Fentanyl: A Skyrocketing Threat
Measured at fifty to 300 times more potent than morphine and 100 times stronger than heroin, fentanyl is the world’s deadliest opioid. And its threat is both persistent and growing, responsible for over half of all overdoses in the U.S.
The Recent Rise
Though it was once hailed as a “miracle” painkiller when it was first developed in 1960, misuse has seeped into recreational drugs. Without expert dosage, the drug very quickly reaches fatal levels. Now, overdoses from fentanyl are rising 2.5 times faster than those from heroin, doubling annually — and outpacing prescription opioid overdoses by an alarming 500 percent. Given that it only takes a consumption of 0.0001 grams of fentanyl to pose a moderate to significant risk of death, the drug has rapidly become one of the most serious threats facing those with substance use disorders.
The Impact on Substance Users
As its availability has grown, recreational drug dealers often mix fentanyl with other street drugs to boost the high. This can cause what’s called a “hot spot,” or high concentration of fentanyl within a mix of other products that has not mixed evenly and contributes to the likelihood of overdose. Men are more likely to use almost all types of illicit drugs, with 25- to 44-year-old men facing the greatest increase in death rates linked to fentanyl. However, as women are equally likely to develop substance use disorders, the drug poses a risk for everyone.
Preventing an Overdose
While the safest way to avoid a fentanyl overdose is to avoid the misuse of illicit drugs, those with substance use disorders face a more difficult challenge in their journey to recovery. If you or someone you know has a substance use disorder, the first step is to connect with critical emergency care or a rehabilitation center. Those who are still using or are around continued substance users should familiarize themselves with fentanyl test strips to detect if the drug has been mixed in with another substance, as well as naloxone in the event of an active overdose.
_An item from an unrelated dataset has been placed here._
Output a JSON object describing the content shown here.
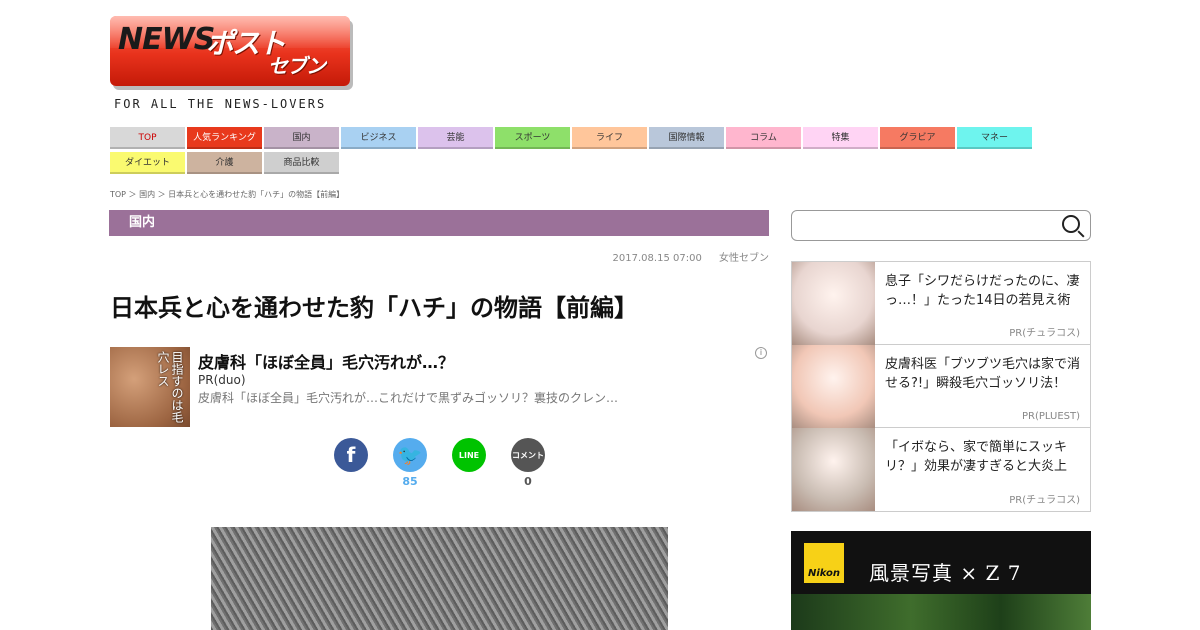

Substance Abuse and Mental Health Services Administration (SAMHSA) National Helpline — 1-800-662-4357